• WHAT THE TASK REQUIRES: The records that follow are to be given again exactly, with their pictures omitted.
EXCERPTED DATA Start Marker
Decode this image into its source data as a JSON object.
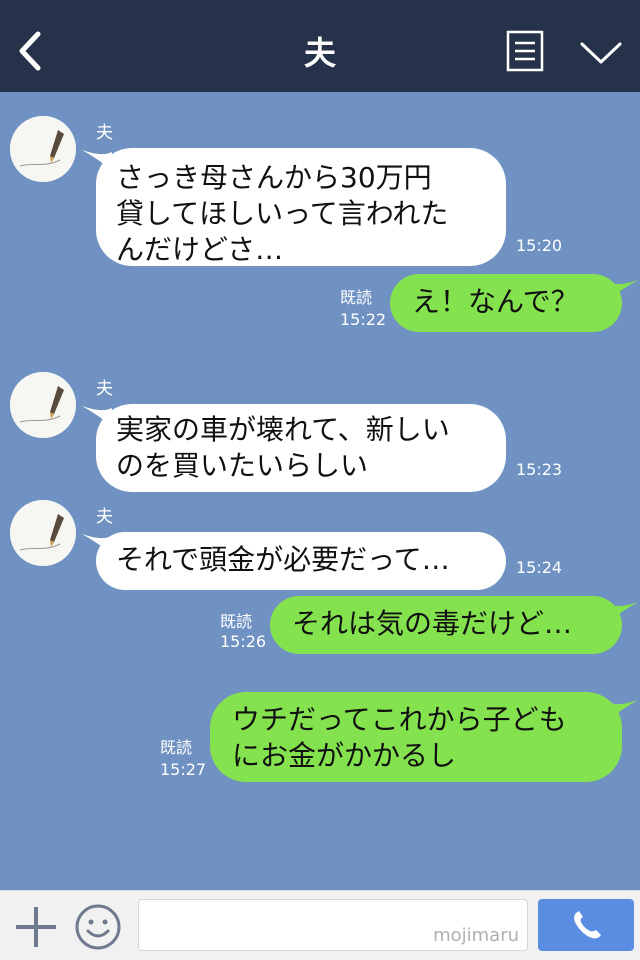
{
  "header": {
    "title": "夫",
    "icons": {
      "back": "chevron-left-icon",
      "menu": "list-icon",
      "more": "chevron-down-icon"
    },
    "background": "#263249"
  },
  "chat": {
    "background": "#7092c2",
    "messages": [
      {
        "direction": "in",
        "sender": "夫",
        "text": "さっき母さんから30万円\n貸してほしいって言われた\nんだけどさ…",
        "time": "15:20"
      },
      {
        "direction": "out",
        "read": "既読",
        "text": "え！なんで？",
        "time": "15:22"
      },
      {
        "direction": "in",
        "sender": "夫",
        "text": "実家の車が壊れて、新しい\nのを買いたいらしい",
        "time": "15:23"
      },
      {
        "direction": "in",
        "sender": "夫",
        "text": "それで頭金が必要だって…",
        "time": "15:24"
      },
      {
        "direction": "out",
        "read": "既読",
        "text": "それは気の毒だけど…",
        "time": "15:26"
      },
      {
        "direction": "out",
        "read": "既読",
        "text": "ウチだってこれから子ども\nにお金がかかるし",
        "time": "15:27"
      }
    ],
    "colors": {
      "incoming_bubble": "#ffffff",
      "outgoing_bubble": "#84e24e"
    }
  },
  "footer": {
    "input_value": "",
    "watermark": "mojimaru",
    "icons": {
      "plus": "plus-icon",
      "emoji": "smiley-icon",
      "call": "phone-icon"
    },
    "call_button_color": "#5b8de3"
  }
}
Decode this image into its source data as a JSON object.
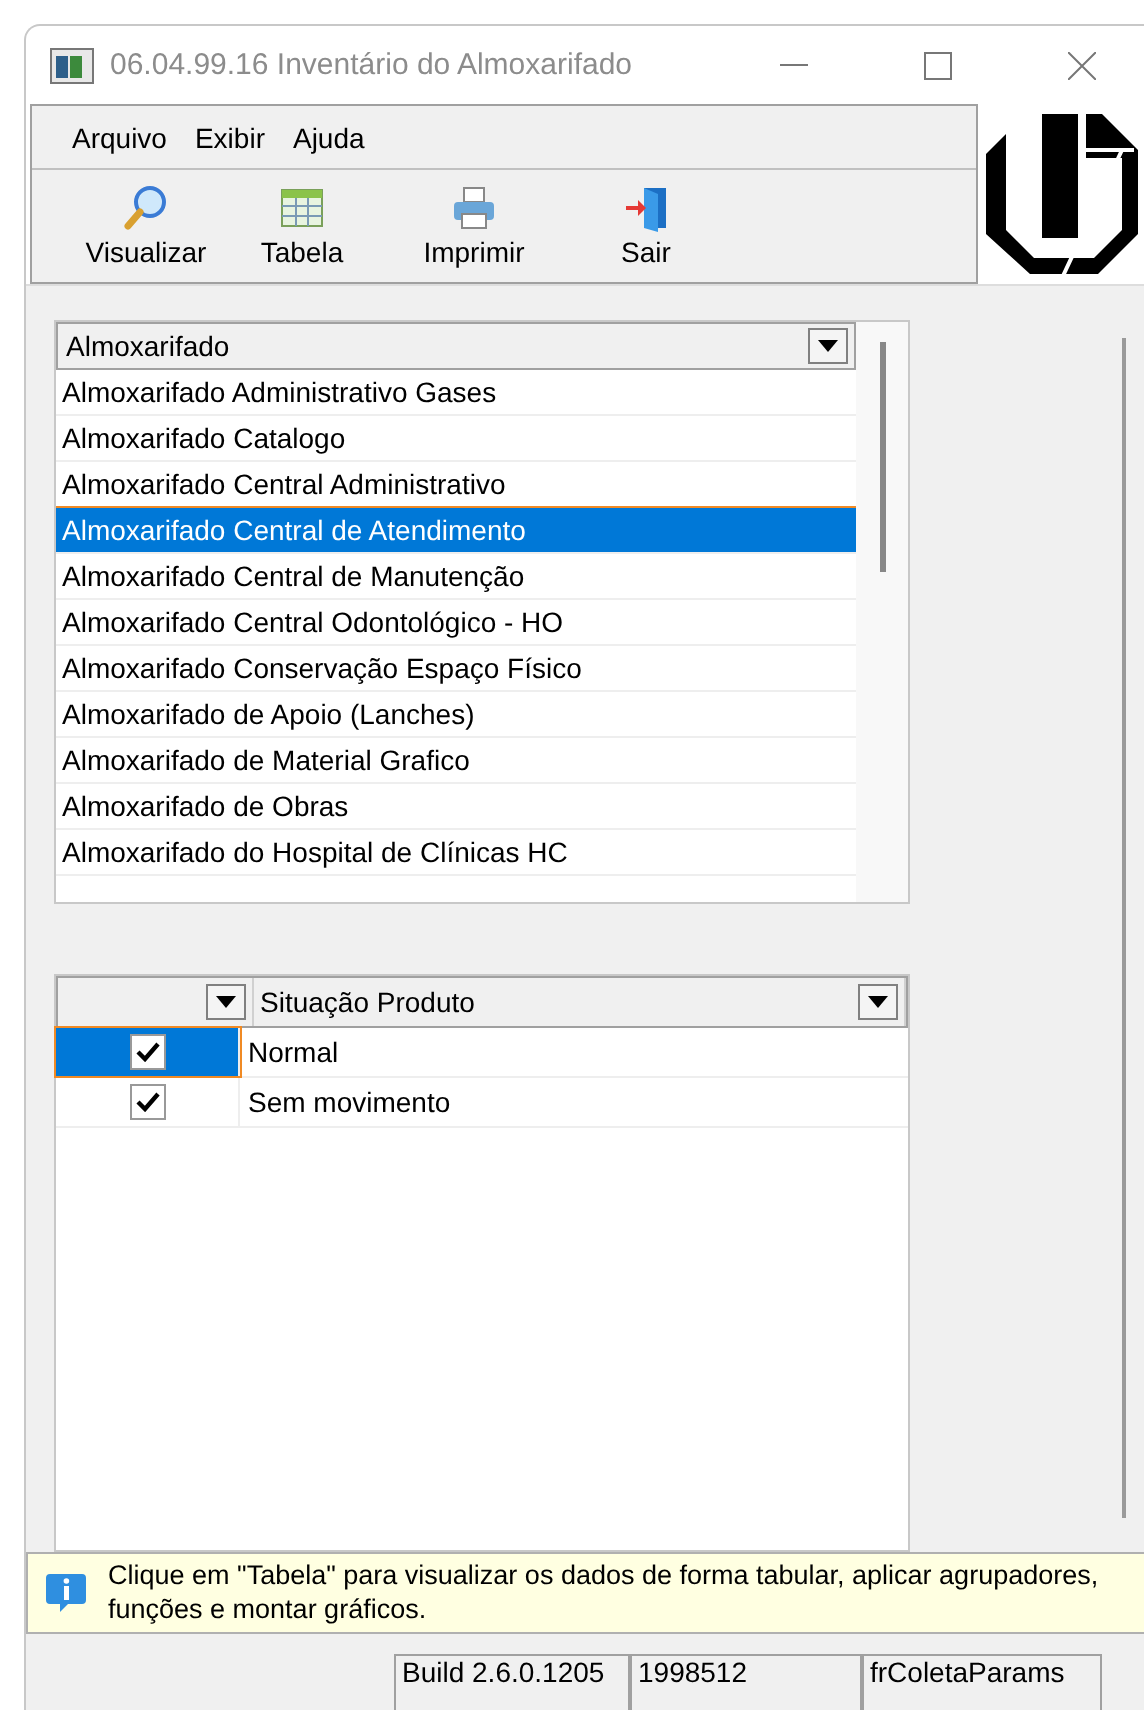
{
  "window": {
    "title": "06.04.99.16 Inventário do Almoxarifado"
  },
  "menu": [
    "Arquivo",
    "Exibir",
    "Ajuda"
  ],
  "toolbar": [
    {
      "kind": "search",
      "label": "Visualizar"
    },
    {
      "kind": "table",
      "label": "Tabela"
    },
    {
      "kind": "print",
      "label": "Imprimir"
    },
    {
      "kind": "exit",
      "label": "Sair"
    }
  ],
  "almoxarifado": {
    "column": "Almoxarifado",
    "rows": [
      {
        "label": "Almoxarifado Administrativo Gases",
        "selected": false
      },
      {
        "label": "Almoxarifado Catalogo",
        "selected": false
      },
      {
        "label": "Almoxarifado Central Administrativo",
        "selected": false
      },
      {
        "label": "Almoxarifado Central de Atendimento",
        "selected": true
      },
      {
        "label": "Almoxarifado Central de Manutenção",
        "selected": false
      },
      {
        "label": "Almoxarifado Central Odontológico - HO",
        "selected": false
      },
      {
        "label": "Almoxarifado Conservação Espaço Físico",
        "selected": false
      },
      {
        "label": "Almoxarifado de Apoio (Lanches)",
        "selected": false
      },
      {
        "label": "Almoxarifado de Material Grafico",
        "selected": false
      },
      {
        "label": "Almoxarifado de Obras",
        "selected": false
      },
      {
        "label": "Almoxarifado do Hospital de Clínicas HC",
        "selected": false
      }
    ]
  },
  "situacao": {
    "column": "Situação Produto",
    "rows": [
      {
        "label": "Normal",
        "checked": true,
        "selected": true
      },
      {
        "label": "Sem movimento",
        "checked": true,
        "selected": false
      }
    ]
  },
  "info": "Clique em \"Tabela\" para visualizar os dados de forma tabular, aplicar agrupadores, funções e montar gráficos.",
  "status_bar": [
    "Build 2.6.0.1205",
    "1998512",
    "frColetaParams"
  ]
}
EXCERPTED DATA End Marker
• OUTPUT:
Decode this image into its source data as a JSON object.
{
  "header": {
    "title": "夫",
    "icons": {
      "back": "chevron-left-icon",
      "menu": "list-icon",
      "more": "chevron-down-icon"
    },
    "background": "#263249"
  },
  "chat": {
    "background": "#7092c2",
    "messages": [
      {
        "direction": "in",
        "sender": "夫",
        "text": "さっき母さんから30万円\n貸してほしいって言われた\nんだけどさ…",
        "time": "15:20"
      },
      {
        "direction": "out",
        "read": "既読",
        "text": "え！なんで？",
        "time": "15:22"
      },
      {
        "direction": "in",
        "sender": "夫",
        "text": "実家の車が壊れて、新しい\nのを買いたいらしい",
        "time": "15:23"
      },
      {
        "direction": "in",
        "sender": "夫",
        "text": "それで頭金が必要だって…",
        "time": "15:24"
      },
      {
        "direction": "out",
        "read": "既読",
        "text": "それは気の毒だけど…",
        "time": "15:26"
      },
      {
        "direction": "out",
        "read": "既読",
        "text": "ウチだってこれから子ども\nにお金がかかるし",
        "time": "15:27"
      }
    ],
    "colors": {
      "incoming_bubble": "#ffffff",
      "outgoing_bubble": "#84e24e"
    }
  },
  "footer": {
    "input_value": "",
    "watermark": "mojimaru",
    "icons": {
      "plus": "plus-icon",
      "emoji": "smiley-icon",
      "call": "phone-icon"
    },
    "call_button_color": "#5b8de3"
  }
}
Decode this image into its source data as a JSON object.
{
  "window": {
    "title": "06.04.99.16 Inventário do Almoxarifado"
  },
  "menu": [
    "Arquivo",
    "Exibir",
    "Ajuda"
  ],
  "toolbar": [
    {
      "kind": "search",
      "label": "Visualizar"
    },
    {
      "kind": "table",
      "label": "Tabela"
    },
    {
      "kind": "print",
      "label": "Imprimir"
    },
    {
      "kind": "exit",
      "label": "Sair"
    }
  ],
  "almoxarifado": {
    "column": "Almoxarifado",
    "rows": [
      {
        "label": "Almoxarifado Administrativo Gases",
        "selected": false
      },
      {
        "label": "Almoxarifado Catalogo",
        "selected": false
      },
      {
        "label": "Almoxarifado Central Administrativo",
        "selected": false
      },
      {
        "label": "Almoxarifado Central de Atendimento",
        "selected": true
      },
      {
        "label": "Almoxarifado Central de Manutenção",
        "selected": false
      },
      {
        "label": "Almoxarifado Central Odontológico - HO",
        "selected": false
      },
      {
        "label": "Almoxarifado Conservação Espaço Físico",
        "selected": false
      },
      {
        "label": "Almoxarifado de Apoio (Lanches)",
        "selected": false
      },
      {
        "label": "Almoxarifado de Material Grafico",
        "selected": false
      },
      {
        "label": "Almoxarifado de Obras",
        "selected": false
      },
      {
        "label": "Almoxarifado do Hospital de Clínicas HC",
        "selected": false
      }
    ]
  },
  "situacao": {
    "column": "Situação Produto",
    "rows": [
      {
        "label": "Normal",
        "checked": true,
        "selected": true
      },
      {
        "label": "Sem movimento",
        "checked": true,
        "selected": false
      }
    ]
  },
  "info": "Clique em \"Tabela\" para visualizar os dados de forma tabular, aplicar agrupadores, funções e montar gráficos.",
  "status_bar": [
    "Build 2.6.0.1205",
    "1998512",
    "frColetaParams"
  ]
}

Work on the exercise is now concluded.